* _What you will do_
For the records below, give the number of lines containing the word "Thanh" and no other text.

* _Data extract_
- Opening Delimiter -

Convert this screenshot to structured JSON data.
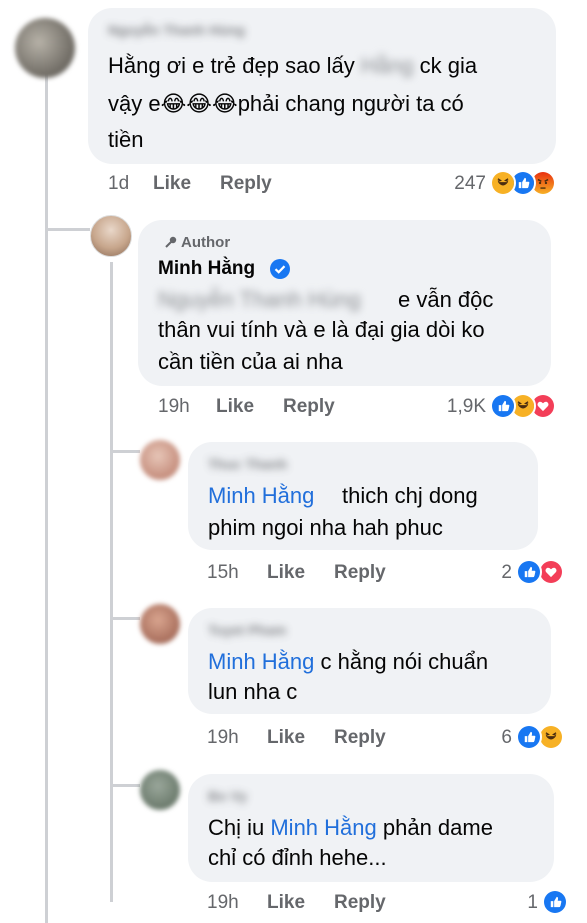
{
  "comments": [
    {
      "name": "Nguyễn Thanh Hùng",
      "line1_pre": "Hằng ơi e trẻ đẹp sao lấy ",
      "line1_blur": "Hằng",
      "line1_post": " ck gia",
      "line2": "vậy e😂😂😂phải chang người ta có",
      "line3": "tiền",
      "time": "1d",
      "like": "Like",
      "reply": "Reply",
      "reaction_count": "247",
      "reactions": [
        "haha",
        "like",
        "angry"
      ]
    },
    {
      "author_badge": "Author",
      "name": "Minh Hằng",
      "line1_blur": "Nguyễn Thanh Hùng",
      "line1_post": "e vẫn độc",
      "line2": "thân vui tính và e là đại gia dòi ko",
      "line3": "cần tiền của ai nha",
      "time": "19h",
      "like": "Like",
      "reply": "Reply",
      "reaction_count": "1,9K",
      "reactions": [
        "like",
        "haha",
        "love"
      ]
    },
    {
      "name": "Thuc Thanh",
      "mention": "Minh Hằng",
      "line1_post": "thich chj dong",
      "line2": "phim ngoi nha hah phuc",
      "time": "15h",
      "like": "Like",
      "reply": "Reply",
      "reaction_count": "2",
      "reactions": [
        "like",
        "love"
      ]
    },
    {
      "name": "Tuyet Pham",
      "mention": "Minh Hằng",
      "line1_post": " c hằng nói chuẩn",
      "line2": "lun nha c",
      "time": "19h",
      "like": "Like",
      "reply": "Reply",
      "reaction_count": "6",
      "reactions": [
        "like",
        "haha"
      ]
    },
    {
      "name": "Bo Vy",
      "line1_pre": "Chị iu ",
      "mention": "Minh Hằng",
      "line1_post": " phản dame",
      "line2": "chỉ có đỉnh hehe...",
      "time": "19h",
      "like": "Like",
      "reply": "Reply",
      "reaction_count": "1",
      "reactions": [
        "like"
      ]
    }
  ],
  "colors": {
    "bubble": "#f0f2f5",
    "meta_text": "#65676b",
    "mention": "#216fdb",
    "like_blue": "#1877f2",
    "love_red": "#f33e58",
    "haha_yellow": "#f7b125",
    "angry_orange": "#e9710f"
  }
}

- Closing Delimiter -

* _Written response_
3